Why Oxfam Should Drop Scarlett Johansson For Her Pro-SodaStream Stance
As an ambassador for the group that opposes Israeli occupation, how can she cut ads for a company with a bottling plant in a Jewish settlement in the West Bank?
When Scarlett Johansson defended her lucrative endorsement deal with SodaStream, she forfeited any claim to be a champion of human rights and development, a role she has played since 2007 as one of Oxfam’s Global Ambassadors.
SodaStream manufactures its trendy home carbonation machines in Mishor Adumim, an Israeli settlement in the occupied West Bank.
As the international charity itself told Johansson, “Oxfam believes that businesses that operate in settlements further the ongoing poverty and denial of rights of the Palestinian communities that we work to support. Oxfam is opposed to all trade from Israeli settlements, which are illegal under international law.”
But the Hollywood star brushed this off, repeating SodaStream’s talking points that the factory represents an example of “economic cooperation and social interaction between a democratic Israel and Palestine.”
Johansson has made her stance crystal clear: she is on the side of Israeli settlement and occupation—a decision that might have been a little easier for her given how much SodaStream is padding her bank account.
But what’s astonishing is Oxfam’s refusal to dissociate itself from Johansson.
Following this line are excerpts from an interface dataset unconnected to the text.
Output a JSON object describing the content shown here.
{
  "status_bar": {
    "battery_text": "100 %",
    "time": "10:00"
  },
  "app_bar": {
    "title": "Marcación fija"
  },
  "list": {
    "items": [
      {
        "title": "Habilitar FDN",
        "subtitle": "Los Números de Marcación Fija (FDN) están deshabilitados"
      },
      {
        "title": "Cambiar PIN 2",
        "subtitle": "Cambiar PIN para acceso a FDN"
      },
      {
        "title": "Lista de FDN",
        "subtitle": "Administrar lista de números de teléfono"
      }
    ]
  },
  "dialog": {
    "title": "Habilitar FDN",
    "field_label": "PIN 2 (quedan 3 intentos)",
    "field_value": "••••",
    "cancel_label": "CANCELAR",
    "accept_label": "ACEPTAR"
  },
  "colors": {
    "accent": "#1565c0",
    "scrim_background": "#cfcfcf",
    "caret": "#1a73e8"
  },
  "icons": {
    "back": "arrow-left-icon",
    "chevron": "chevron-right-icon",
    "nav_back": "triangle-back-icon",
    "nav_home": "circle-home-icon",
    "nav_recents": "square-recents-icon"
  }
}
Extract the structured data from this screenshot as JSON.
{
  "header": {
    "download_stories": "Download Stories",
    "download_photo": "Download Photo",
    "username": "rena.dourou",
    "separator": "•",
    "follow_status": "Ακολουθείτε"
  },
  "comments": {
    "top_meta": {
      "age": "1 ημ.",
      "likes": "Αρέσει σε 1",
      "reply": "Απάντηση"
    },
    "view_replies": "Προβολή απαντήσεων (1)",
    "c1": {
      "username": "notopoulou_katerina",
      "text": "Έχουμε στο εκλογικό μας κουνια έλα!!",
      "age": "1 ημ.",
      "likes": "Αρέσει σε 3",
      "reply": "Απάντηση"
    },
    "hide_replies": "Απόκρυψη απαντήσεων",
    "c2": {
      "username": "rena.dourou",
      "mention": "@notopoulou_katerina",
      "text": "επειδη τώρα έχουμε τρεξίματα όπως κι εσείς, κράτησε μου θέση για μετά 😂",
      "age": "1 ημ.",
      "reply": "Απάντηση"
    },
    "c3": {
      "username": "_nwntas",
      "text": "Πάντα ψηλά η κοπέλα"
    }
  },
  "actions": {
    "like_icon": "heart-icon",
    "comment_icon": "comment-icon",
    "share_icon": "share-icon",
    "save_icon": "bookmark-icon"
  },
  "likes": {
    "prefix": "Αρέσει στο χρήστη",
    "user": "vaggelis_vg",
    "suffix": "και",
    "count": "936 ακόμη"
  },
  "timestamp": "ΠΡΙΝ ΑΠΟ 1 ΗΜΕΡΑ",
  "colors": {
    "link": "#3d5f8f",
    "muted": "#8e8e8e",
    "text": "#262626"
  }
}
Oxfam runs a number of projects with Palestinians in the West Bank and Gaza Strip, and its credibility as a voice for human rights is now at stake.
A large coalition of Palestinian civil society groups is now calling on Oxfam to sever ties with her “immediately.” Hubert Murray, the grandson and grand-nephew, of two of Oxfam’s founders, has urged the charity to dissociate from Johansson, calling her an “ambassador of oppression.” And KQED, northern California’s public broadcaster, announced last week that it would stop giving away SodaStream machines as premium gifts to donors because “the controversy” surrounding the company “would undermine the spirit of our impartiality and unbiased mission.”
But so far, Oxfam just won’t let Johansson—SodaStream’s brand ambassador—go. It’s time for the charity to take a stand: will it throw Palestinian rights and international law under the bus to stick with a discredited celebrity at any cost, or will it demonstrate that it still stands by its principles?
If Johansson is forced to back down, or Oxfam removes her as an ambassador, it will put other celebrities and companies on notice that there is a high reputational and likely a financial cost to ignoring Palestinian rights.
That, not Johansson’s shilling for SodaStream, will truly bring us a step closer to justice and peace.